F1 teams including both Williams and Toyota had introduced the diffuser in the first two rounds of the 2009 season. However, ambiguity within the rules caused several teams to question the legality of the use of the diffuser under the 2009 regulations. Four teams, including Renault F1 appealed against its use to the Fédération Internationale de l'Automobile (FIA) – an appeal which was denied.

The development of a diffuser – comprised of over 100 plies of carbon fibre – was already underway by the Renault F1 team, and with the ruling allowing the use of the diffuser issued by the FIA, Vistagy's FiberSIM® composite design software helped the team to quickly implement it. External suppliers used the electronic templates generated by FiberSIM, and according to senior engineers at Renault F1 provided the suppliers with significantly improved – and more accurate – manufacturing data than they had previously had.

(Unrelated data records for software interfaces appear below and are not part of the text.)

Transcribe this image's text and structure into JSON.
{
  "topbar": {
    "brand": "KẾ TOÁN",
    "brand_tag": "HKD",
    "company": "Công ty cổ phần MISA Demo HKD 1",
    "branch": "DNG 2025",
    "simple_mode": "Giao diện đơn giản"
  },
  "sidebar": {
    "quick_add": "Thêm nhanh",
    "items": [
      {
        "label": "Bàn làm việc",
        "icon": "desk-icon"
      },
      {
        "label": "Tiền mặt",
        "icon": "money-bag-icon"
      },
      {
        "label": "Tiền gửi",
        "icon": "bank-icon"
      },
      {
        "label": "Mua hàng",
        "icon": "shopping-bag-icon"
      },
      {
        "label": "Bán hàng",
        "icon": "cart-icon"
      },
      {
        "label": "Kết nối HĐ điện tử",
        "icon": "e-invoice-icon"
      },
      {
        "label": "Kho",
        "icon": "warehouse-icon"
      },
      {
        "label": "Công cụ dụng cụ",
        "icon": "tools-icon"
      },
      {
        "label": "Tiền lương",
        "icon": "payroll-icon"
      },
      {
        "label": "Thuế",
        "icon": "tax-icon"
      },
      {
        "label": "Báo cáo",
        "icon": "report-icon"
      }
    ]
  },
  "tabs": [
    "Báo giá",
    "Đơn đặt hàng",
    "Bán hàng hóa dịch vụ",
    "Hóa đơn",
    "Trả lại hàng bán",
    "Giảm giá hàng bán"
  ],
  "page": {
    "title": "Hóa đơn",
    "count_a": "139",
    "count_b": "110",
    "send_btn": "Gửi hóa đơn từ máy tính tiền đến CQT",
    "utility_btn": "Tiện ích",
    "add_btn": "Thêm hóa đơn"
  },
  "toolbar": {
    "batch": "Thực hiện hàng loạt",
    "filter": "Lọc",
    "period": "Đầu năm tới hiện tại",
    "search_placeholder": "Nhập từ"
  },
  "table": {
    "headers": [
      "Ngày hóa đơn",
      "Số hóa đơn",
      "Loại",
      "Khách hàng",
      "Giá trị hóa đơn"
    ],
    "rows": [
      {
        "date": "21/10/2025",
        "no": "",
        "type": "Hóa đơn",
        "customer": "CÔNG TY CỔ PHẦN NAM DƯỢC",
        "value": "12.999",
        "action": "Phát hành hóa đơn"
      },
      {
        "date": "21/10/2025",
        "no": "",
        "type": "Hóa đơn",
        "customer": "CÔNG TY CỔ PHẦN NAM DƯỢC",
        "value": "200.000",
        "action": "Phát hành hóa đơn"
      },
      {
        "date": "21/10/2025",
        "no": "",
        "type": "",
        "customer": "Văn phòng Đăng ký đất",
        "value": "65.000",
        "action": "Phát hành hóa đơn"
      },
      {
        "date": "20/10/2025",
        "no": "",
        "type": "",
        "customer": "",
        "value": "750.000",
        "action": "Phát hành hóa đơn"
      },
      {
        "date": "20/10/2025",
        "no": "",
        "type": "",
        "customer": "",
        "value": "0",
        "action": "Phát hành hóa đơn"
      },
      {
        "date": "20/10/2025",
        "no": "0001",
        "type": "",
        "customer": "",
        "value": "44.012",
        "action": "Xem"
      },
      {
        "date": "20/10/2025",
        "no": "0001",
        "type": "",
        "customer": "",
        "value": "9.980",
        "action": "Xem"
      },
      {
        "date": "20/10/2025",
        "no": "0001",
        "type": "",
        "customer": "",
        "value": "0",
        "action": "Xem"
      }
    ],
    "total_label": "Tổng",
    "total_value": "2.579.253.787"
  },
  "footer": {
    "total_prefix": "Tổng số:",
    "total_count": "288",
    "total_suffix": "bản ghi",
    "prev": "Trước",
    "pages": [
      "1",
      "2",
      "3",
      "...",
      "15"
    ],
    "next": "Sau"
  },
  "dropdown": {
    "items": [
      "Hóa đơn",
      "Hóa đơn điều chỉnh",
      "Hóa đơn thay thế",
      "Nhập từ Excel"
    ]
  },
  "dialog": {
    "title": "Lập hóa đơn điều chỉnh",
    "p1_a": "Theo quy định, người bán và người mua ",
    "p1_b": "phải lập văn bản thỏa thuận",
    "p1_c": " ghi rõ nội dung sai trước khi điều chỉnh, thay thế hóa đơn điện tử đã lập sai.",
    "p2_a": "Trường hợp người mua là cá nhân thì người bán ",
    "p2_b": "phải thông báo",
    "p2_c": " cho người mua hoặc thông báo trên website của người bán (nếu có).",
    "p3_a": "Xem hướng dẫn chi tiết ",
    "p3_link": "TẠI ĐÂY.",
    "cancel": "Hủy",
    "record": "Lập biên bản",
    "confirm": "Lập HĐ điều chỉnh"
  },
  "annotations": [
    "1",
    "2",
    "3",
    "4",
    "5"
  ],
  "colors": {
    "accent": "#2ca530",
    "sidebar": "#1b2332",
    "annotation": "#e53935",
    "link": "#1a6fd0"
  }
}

The Renault F1 Team’s previous experience with ply books suggests that there would normally be some ambiguity with manufacturing data. However the team confidently reports that by using the FiberSIM technology it was able to manufacture the car just as it was designed. The initial 50% savings experienced on the first double diffuser design, was further reduced on the next iteration. The subsequent double diffuser took just three days compared to around nine days for previous developments. This is a critical element to ensuring the team’s performance when a part needs to be produced and shipped between one race and the next – in some cases just six days apart.